Table 4: Advantages and limitations of supercapacitors


Supercapacitors are ideal when a quick charge is needed to fill a short-term power need; whereas batteries are chosen to provide long-term energy. Combining the two into a hybrid battery satisfies both needs and reduces battery stress, which reflects in a longer service life. Such batteries are being made available today in the lead acid family.

Supercapacitors are most effective to bridge power gaps lasting from a few seconds to a few minutes and can be recharged quickly. A flywheel offers similar qualities, and an application where the supercapacitor competes against the flywheel is the Long Island Rail Road (LIRR) trial in New York. LIRR is one of the busiest railroads in North America.

To prevent voltage sag during acceleration of a train and to reduce peak power usage, a 2MW supercapacitor bank is being tested in New York against flywheels that deliver 2.5MW of power. Both systems must provide continuous power for 30 seconds at their respective megawatt capacity and fully recharge in the same time. The goal is to achieve a regulation that is within 10 percent of the nominal voltage; both systems must have low maintenance and last for 20 years. (Authorities believe that flywheels are more rugged and energy efficient for this application than batteries. Time will tell.)

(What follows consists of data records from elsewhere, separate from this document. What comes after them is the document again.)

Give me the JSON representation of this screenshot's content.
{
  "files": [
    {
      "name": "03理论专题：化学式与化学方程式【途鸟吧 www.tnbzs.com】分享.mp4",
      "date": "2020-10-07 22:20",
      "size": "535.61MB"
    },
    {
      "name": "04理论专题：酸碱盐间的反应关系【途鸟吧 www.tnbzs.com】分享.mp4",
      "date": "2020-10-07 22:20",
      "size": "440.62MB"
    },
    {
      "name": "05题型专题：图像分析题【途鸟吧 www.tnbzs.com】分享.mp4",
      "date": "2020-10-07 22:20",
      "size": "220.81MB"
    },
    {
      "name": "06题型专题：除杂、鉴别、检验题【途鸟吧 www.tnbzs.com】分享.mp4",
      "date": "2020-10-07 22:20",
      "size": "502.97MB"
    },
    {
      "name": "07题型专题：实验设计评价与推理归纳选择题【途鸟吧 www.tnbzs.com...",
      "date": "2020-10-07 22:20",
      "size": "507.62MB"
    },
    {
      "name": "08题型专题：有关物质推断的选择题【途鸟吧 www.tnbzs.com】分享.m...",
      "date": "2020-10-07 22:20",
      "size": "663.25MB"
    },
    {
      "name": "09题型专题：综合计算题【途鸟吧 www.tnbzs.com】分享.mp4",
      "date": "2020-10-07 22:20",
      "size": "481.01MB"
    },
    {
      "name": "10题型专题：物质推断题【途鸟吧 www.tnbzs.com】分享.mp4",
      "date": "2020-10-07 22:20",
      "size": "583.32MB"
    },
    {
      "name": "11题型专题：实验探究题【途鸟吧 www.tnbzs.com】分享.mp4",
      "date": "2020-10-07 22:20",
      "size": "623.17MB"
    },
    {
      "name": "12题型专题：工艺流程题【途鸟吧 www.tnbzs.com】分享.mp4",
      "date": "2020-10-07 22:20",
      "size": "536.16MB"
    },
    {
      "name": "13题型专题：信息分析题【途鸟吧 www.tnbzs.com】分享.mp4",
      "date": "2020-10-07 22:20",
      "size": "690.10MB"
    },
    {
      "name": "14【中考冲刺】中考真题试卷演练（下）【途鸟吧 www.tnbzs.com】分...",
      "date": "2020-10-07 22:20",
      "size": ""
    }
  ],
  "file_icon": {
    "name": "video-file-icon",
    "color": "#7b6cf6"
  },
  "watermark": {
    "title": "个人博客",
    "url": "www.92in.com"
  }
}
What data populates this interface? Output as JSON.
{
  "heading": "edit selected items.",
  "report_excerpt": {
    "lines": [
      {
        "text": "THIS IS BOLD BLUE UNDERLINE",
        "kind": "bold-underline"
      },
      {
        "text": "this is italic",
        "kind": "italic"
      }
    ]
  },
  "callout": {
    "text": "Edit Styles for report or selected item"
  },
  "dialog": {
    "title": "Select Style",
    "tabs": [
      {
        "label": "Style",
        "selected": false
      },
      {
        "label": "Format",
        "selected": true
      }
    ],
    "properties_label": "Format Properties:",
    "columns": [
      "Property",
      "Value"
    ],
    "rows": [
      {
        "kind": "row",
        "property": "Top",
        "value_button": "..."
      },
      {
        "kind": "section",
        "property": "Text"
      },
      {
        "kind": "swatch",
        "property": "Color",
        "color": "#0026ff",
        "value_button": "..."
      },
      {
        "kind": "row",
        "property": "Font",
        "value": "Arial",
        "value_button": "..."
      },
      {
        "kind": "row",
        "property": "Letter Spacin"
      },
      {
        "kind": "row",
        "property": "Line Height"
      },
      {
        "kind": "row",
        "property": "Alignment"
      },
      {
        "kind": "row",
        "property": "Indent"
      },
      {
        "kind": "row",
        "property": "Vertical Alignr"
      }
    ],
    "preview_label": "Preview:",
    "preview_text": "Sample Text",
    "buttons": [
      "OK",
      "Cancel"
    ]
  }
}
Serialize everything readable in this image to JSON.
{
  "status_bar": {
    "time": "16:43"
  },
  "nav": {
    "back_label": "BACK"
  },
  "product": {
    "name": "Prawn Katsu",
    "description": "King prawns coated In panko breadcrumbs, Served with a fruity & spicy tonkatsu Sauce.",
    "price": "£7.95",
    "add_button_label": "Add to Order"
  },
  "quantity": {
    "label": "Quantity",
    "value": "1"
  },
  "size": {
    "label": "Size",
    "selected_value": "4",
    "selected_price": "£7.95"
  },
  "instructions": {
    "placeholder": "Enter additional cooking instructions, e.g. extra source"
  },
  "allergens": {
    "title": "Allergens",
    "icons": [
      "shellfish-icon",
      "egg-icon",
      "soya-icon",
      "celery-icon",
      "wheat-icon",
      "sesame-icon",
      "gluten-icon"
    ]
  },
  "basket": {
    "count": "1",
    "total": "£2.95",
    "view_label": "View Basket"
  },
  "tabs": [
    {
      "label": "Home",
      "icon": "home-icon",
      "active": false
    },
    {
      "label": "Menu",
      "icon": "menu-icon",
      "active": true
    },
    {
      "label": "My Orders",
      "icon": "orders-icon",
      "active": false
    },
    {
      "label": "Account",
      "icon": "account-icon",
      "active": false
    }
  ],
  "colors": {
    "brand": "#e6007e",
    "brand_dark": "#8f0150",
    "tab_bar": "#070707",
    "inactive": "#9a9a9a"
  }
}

Japan also employs large supercapacitors. The 4MW systems are installed in commercial buildings to reduce grid consumption at peak demand times and ease loading. Other applications are to start backup generators during power outages and provide power until the switch-over is stabilized.

Supercapacitors have also made critical inroads into electric powertrains. The virtue of ultra-rapid charging during regenerative braking and delivery of high current on acceleration makes the supercapacitor ideal as a peak-load enhancer for hybrid vehicles as well as for fuel cell applications. Its broad temperature range and long life offers an advantage over the battery.

Supercapacitors have low specific energy and are expensive in terms of cost per watt. Some design engineers argue that the money for the supercapacitor would be spent better on a larger battery. Table 4 summarizes the advantages and limitations of the supercapacitor.

Advantages Virtually unlimited cycle life; can be cycled millions of time High specific power; low resistance enables high load currents Charges in seconds; no end-of-charge termination required Simple charging; draws only what it needs; not subject to overcharge Safe; forgiving if abused Excellent low-temperature charge and discharge performance
Limitations Low specific energy; holds a fraction of a regular battery Linear discharge voltage prevents using the full energy spectrum High self-discharge; higher than most batteries Low cell voltage; requires series connections with voltage balancing High cost per watt

Table 4: Advantages and limitations of supercapacitors.